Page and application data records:
------------------------------------------------------------------------

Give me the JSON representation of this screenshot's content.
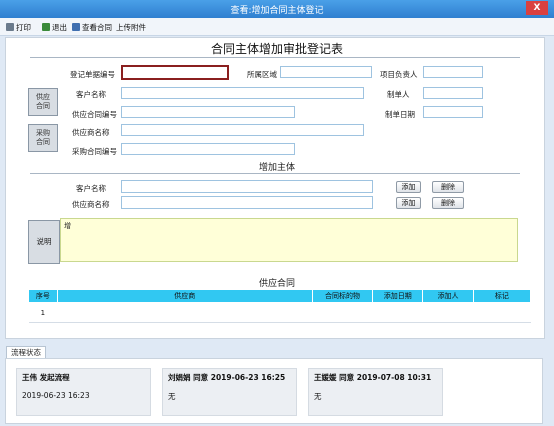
{
  "window": {
    "title": "查看:增加合同主体登记",
    "close": "X"
  },
  "toolbar": {
    "print": "打印",
    "exit": "退出",
    "view_contract": "查看合同",
    "upload": "上传附件"
  },
  "form": {
    "heading": "合同主体增加审批登记表",
    "reg_no_label": "登记单据编号",
    "region_label": "所属区域",
    "project_lead_label": "项目负责人",
    "supply_side_btn": "供应\n合同",
    "customer_label": "客户名称",
    "maker_label": "制单人",
    "supply_contract_no_label": "供应合同编号",
    "make_date_label": "制单日期",
    "purchase_side_btn": "采购\n合同",
    "supplier_label": "供应商名称",
    "purchase_contract_no_label": "采购合同编号"
  },
  "add_subject": {
    "heading": "增加主体",
    "customer_label": "客户名称",
    "supplier_label": "供应商名称",
    "add_btn": "添加",
    "delete_btn": "删除"
  },
  "description": {
    "label": "说明",
    "prefix": "增"
  },
  "supply_contract": {
    "heading": "供应合同",
    "columns": [
      "序号",
      "供应商",
      "合同标的物",
      "添加日期",
      "添加人",
      "标记"
    ],
    "rows": [
      {
        "no": "1",
        "supplier": "..."
      }
    ]
  },
  "flow": {
    "tab": "流程状态",
    "steps": [
      {
        "header": "王伟 发起流程",
        "text": "2019-06-23 16:23"
      },
      {
        "header": "刘娟娟 同意 2019-06-23 16:25",
        "text": "无"
      },
      {
        "header": "王媛媛 同意 2019-07-08 10:31",
        "text": "无"
      }
    ]
  }
}
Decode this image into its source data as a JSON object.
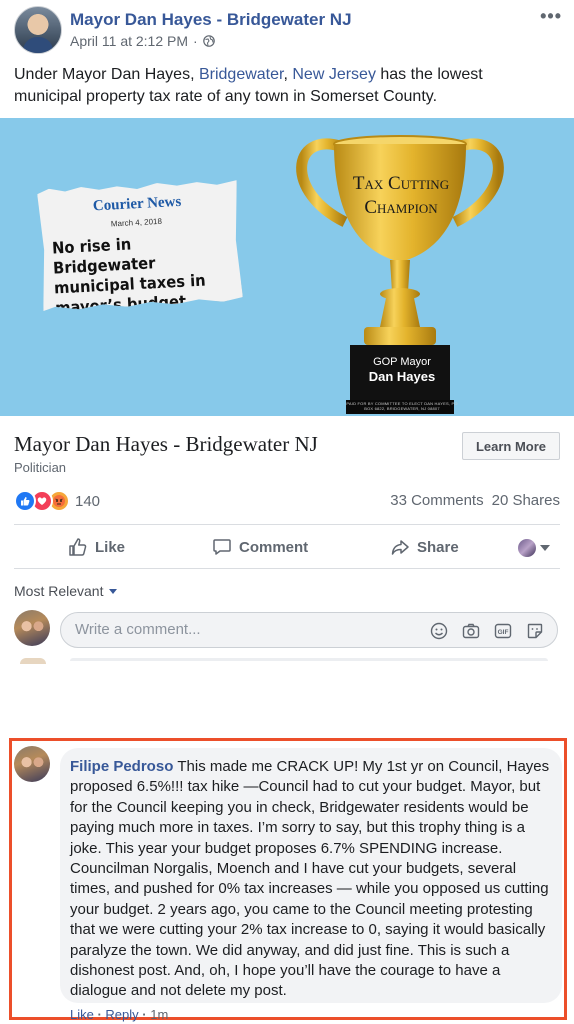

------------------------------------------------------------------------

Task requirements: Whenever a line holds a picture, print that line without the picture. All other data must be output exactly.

Your response:
Give me the JSON representation of this screenshot's content.
{
  "window": {
    "title": "查看:增加合同主体登记",
    "close": "X"
  },
  "toolbar": {
    "print": "打印",
    "exit": "退出",
    "view_contract": "查看合同",
    "upload": "上传附件"
  },
  "form": {
    "heading": "合同主体增加审批登记表",
    "reg_no_label": "登记单据编号",
    "region_label": "所属区域",
    "project_lead_label": "项目负责人",
    "supply_side_btn": "供应\n合同",
    "customer_label": "客户名称",
    "maker_label": "制单人",
    "supply_contract_no_label": "供应合同编号",
    "make_date_label": "制单日期",
    "purchase_side_btn": "采购\n合同",
    "supplier_label": "供应商名称",
    "purchase_contract_no_label": "采购合同编号"
  },
  "add_subject": {
    "heading": "增加主体",
    "customer_label": "客户名称",
    "supplier_label": "供应商名称",
    "add_btn": "添加",
    "delete_btn": "删除"
  },
  "description": {
    "label": "说明",
    "prefix": "增"
  },
  "supply_contract": {
    "heading": "供应合同",
    "columns": [
      "序号",
      "供应商",
      "合同标的物",
      "添加日期",
      "添加人",
      "标记"
    ],
    "rows": [
      {
        "no": "1",
        "supplier": "..."
      }
    ]
  },
  "flow": {
    "tab": "流程状态",
    "steps": [
      {
        "header": "王伟 发起流程",
        "text": "2019-06-23 16:23"
      },
      {
        "header": "刘娟娟 同意 2019-06-23 16:25",
        "text": "无"
      },
      {
        "header": "王媛媛 同意 2019-07-08 10:31",
        "text": "无"
      }
    ]
  }
}
Decode this image into its source data as a JSON object.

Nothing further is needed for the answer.